As to which religion is best for you – only you can determine this for yourself. Why not try some out? Talk to some practitioners and study the “scriptures” of each? Spend time with different religious communities and see what you think…? Why not immerse yourself in their spiritual practices for a time, and see how you feel about them? Perhaps measure how each experience impacts positive, compassion-based interactions and insights in your life? Personally, I would recommend one of the traditions I mentioned above, and avoid anything dogmatic, highly institutionalized, or culturally insular. But that’s just me – I prefer the esoteric to the exoteric.

I hope this was helpful.

Religion and Moral Judgement

In Response to Quora Question: "Have religions demonstrated that they have special or better competence in evaluating moral judgments?"

Pretty clearly yes. Although from some points of view, that competence would be restricted to the historical and cultural context in which those religions evolved. But creating a moral narrative and framework for social relations has been a central feature of nearly every religion, and therefore the question of efficacy becomes a chicken-and-egg proposition: did the prosocial advantage of certain moral choices become experientially evident to an authoritative group who then enumerated, encouraged or codified them via religious language, or did someone who demonstrated particularly potent insight 0r wisdom more spontaneously inspire others that certain prosocial attitudes and behaviors bore religious weight, and therefore should be embraced? I think it has probably been a little of both, but clearly the advantages of the values at the top of the hierarchy in religious teachings across many different cultures - values such as compassion, forgiveness, patience, self-control, generosity, humility, gratitude, etc. - have been persuasive enough that many non-religious perspectives can agree with their importance. At the same time, however, when the esoteric nature of, say, lovingkindness is abandoned in favor of dogmatic legalism, this is where religion seems to quickly lose its moral high ground. This (seemingly inevitable?) institutional and traditional consequence is, in fact, what many religious revisions and reforms throughout history have sought to remedy, often when what had been prosocially advantageous in some dominant tradition became egregiously perverted by proscriptive controls.

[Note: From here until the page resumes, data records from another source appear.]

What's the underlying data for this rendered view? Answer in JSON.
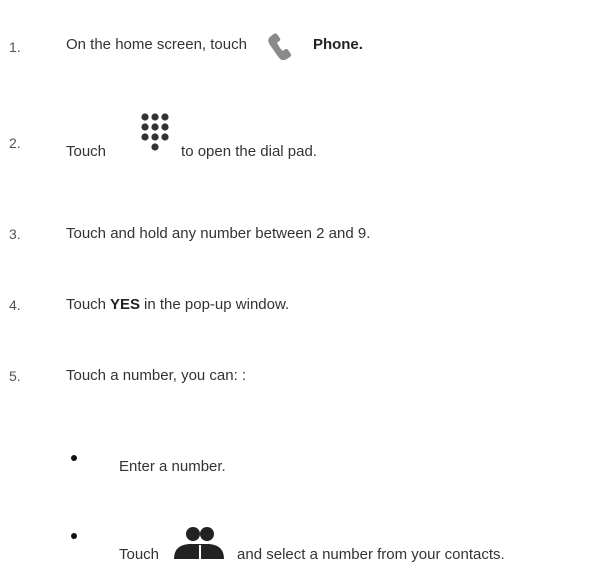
{
  "steps": [
    {
      "number": "1.",
      "before": "On the home screen, touch",
      "icon": "phone-icon",
      "after": "Phone."
    },
    {
      "number": "2.",
      "before": "Touch",
      "icon": "dialpad-icon",
      "after": "to open the dial pad."
    },
    {
      "number": "3.",
      "text": "Touch and hold any number between 2 and 9."
    },
    {
      "number": "4.",
      "before": "Touch",
      "bold": "YES",
      "after": "in the pop-up window."
    },
    {
      "number": "5.",
      "text": "Touch a number, you can: :"
    }
  ],
  "bullets": [
    {
      "text": "Enter a number."
    },
    {
      "before": "Touch",
      "icon": "contacts-icon",
      "after": "and select a number from your contacts."
    }
  ],
  "colors": {
    "text": "#333333",
    "icon": "#8a8a8a"
  }
}
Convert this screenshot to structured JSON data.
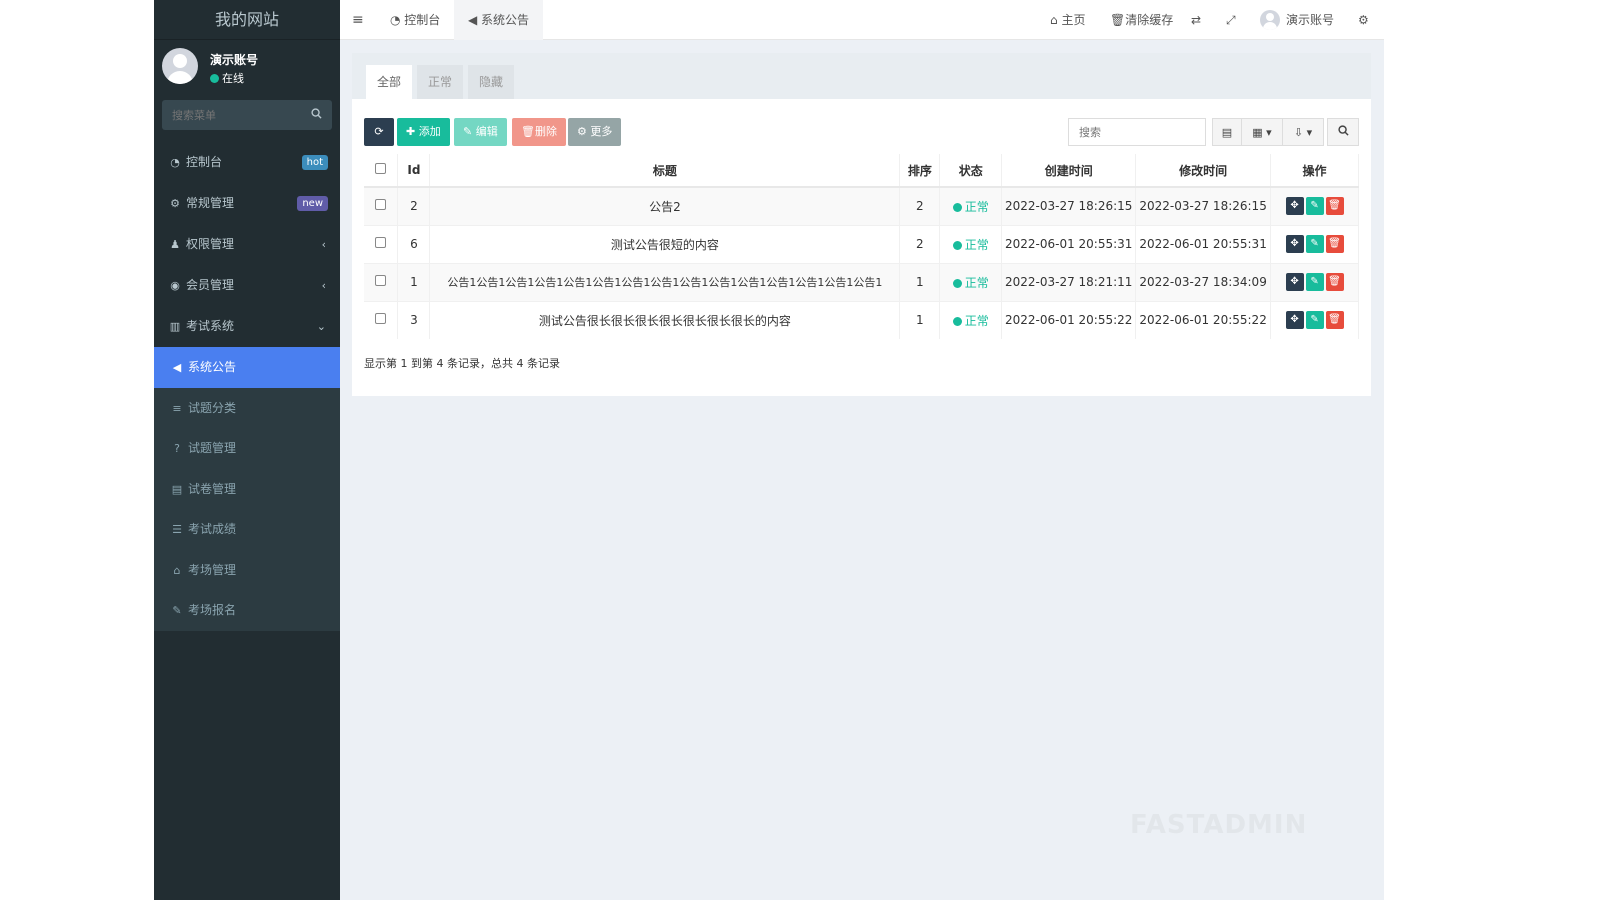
{
  "sidebar": {
    "brand": "我的网站",
    "user": {
      "name": "演示账号",
      "status": "在线"
    },
    "search_placeholder": "搜索菜单",
    "menu": [
      {
        "label": "控制台",
        "badge": "hot"
      },
      {
        "label": "常规管理",
        "badge": "new"
      },
      {
        "label": "权限管理",
        "chevron": "‹"
      },
      {
        "label": "会员管理",
        "chevron": "‹"
      },
      {
        "label": "考试系统",
        "chevron": "⌄"
      }
    ],
    "submenu": [
      {
        "label": "系统公告",
        "active": true
      },
      {
        "label": "试题分类"
      },
      {
        "label": "试题管理"
      },
      {
        "label": "试卷管理"
      },
      {
        "label": "考试成绩"
      },
      {
        "label": "考场管理"
      },
      {
        "label": "考场报名"
      }
    ]
  },
  "header": {
    "tabs": [
      "控制台",
      "系统公告"
    ],
    "home": "主页",
    "clear_cache": "清除缓存",
    "account": "演示账号"
  },
  "panel": {
    "filter_tabs": [
      "全部",
      "正常",
      "隐藏"
    ],
    "toolbar": {
      "add": "添加",
      "edit": "编辑",
      "delete": "删除",
      "more": "更多"
    },
    "search_placeholder": "搜索",
    "columns": [
      "Id",
      "标题",
      "排序",
      "状态",
      "创建时间",
      "修改时间",
      "操作"
    ],
    "rows": [
      {
        "id": "2",
        "title": "公告2",
        "sort": "2",
        "status": "正常",
        "created": "2022-03-27 18:26:15",
        "updated": "2022-03-27 18:26:15"
      },
      {
        "id": "6",
        "title": "测试公告很短的内容",
        "sort": "2",
        "status": "正常",
        "created": "2022-06-01 20:55:31",
        "updated": "2022-06-01 20:55:31"
      },
      {
        "id": "1",
        "title": "公告1公告1公告1公告1公告1公告1公告1公告1公告1公告1公告1公告1公告1公告1公告1",
        "sort": "1",
        "status": "正常",
        "created": "2022-03-27 18:21:11",
        "updated": "2022-03-27 18:34:09"
      },
      {
        "id": "3",
        "title": "测试公告很长很长很长很长很长很长很长的内容",
        "sort": "1",
        "status": "正常",
        "created": "2022-06-01 20:55:22",
        "updated": "2022-06-01 20:55:22"
      }
    ],
    "summary": "显示第 1 到第 4 条记录，总共 4 条记录"
  },
  "watermark": "FASTADMIN",
  "colors": {
    "primary": "#18bc9c",
    "active_menu": "#4a7ff0",
    "sidebar": "#222d32",
    "danger": "#e74c3c",
    "dark": "#2c3e50"
  }
}
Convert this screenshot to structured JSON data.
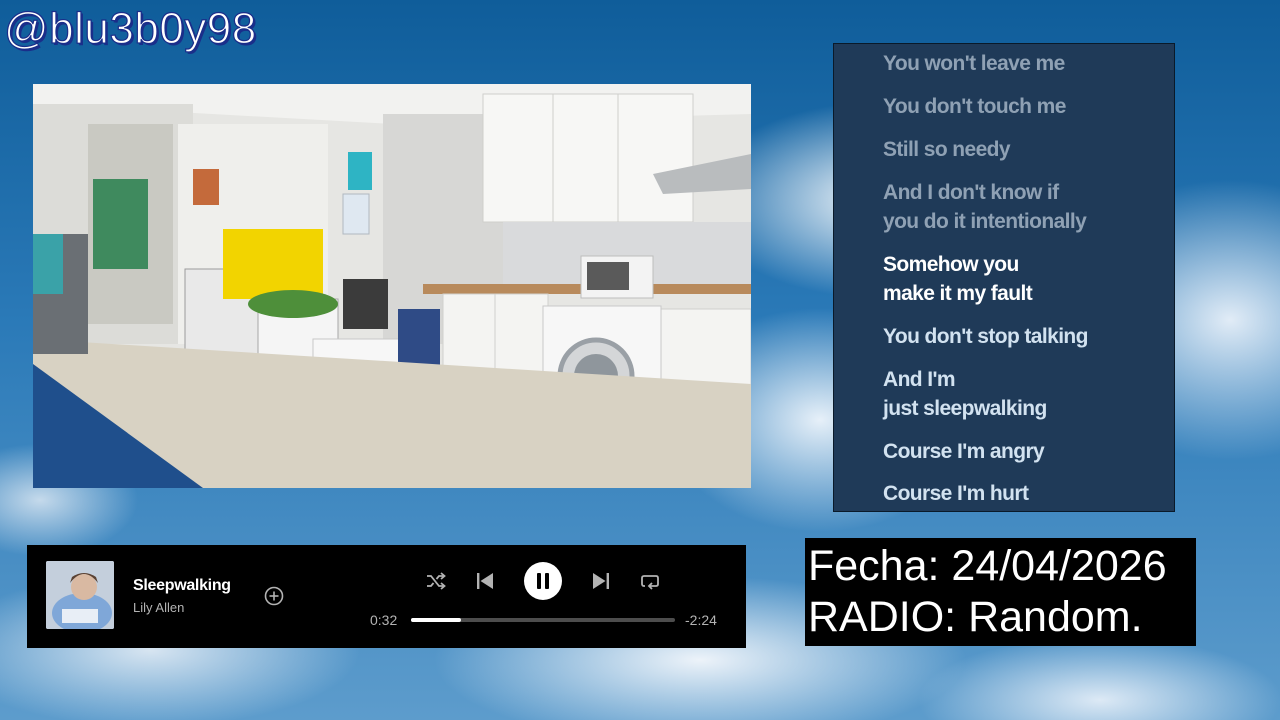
{
  "overlay": {
    "handle": "@blu3b0y98"
  },
  "lyrics": {
    "lines": [
      {
        "text": "You won't leave me",
        "state": "past"
      },
      {
        "text": "You don't touch me",
        "state": "past"
      },
      {
        "text": "Still so needy",
        "state": "past"
      },
      {
        "text": "And I don't know if\nyou do it intentionally",
        "state": "past"
      },
      {
        "text": "Somehow you\nmake it my fault",
        "state": "active"
      },
      {
        "text": "You don't stop talking",
        "state": "upcoming"
      },
      {
        "text": "And I'm\njust sleepwalking",
        "state": "upcoming"
      },
      {
        "text": "Course I'm angry",
        "state": "upcoming"
      },
      {
        "text": "Course I'm hurt",
        "state": "upcoming"
      }
    ]
  },
  "player": {
    "track_title": "Sleepwalking",
    "artist": "Lily Allen",
    "elapsed": "0:32",
    "remaining": "-2:24",
    "progress": 0.19,
    "state": "playing",
    "icons": [
      "add-icon",
      "shuffle-icon",
      "previous-icon",
      "pause-icon",
      "next-icon",
      "repeat-icon"
    ]
  },
  "info_box": {
    "date_line": "Fecha: 24/04/2026",
    "radio_line": "RADIO: Random."
  },
  "colors": {
    "lyrics_bg": "#1f3a58",
    "lyric_active": "#ffffff",
    "lyric_past": "#8fa1b4",
    "player_bg": "#000000",
    "progress_fill": "#ffffff"
  }
}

So we might say that institutional religious dogma has not proven itself particularly competent in its moral judgements, but that prosocial habits born of spiritual insight (i.e. the esoteric musings within religious traditions) have been quite useful - and universal - as ethical constructions. In the sense that competence equates beneficial utility, it would be difficult to argue against, say, the Buddha's take on the nature of suffering, or the Apostle Paul's characterization of agape, or Hafez's prescriptions for joy. But of course this is all from the outside looking in. The depth of moral efficacy regarding any religious instruction will be most evident to an adherent; for example, a Taoist will apprehend doing-without-doing experientially, while a non-Taoist will only apprehend it intellectually. So once again we return to context: ab extra evaluation will never obtain or fully comprehend ab intra veracity. Nonetheless, from the outside one can still offer the hypothesis that certain universal and causal prosocial principles offered by most religious traditions provide a sound basis for meta-ethical hierarchies.

But are these hierarchies "better" or "special?" Well that once again begs the question of subjective and intersubjective context, but if we can agree that prosocial behavior is "better," then spiritually derived moral evaluations do indeed seem to be "special" in their clarity, efficacy and universality.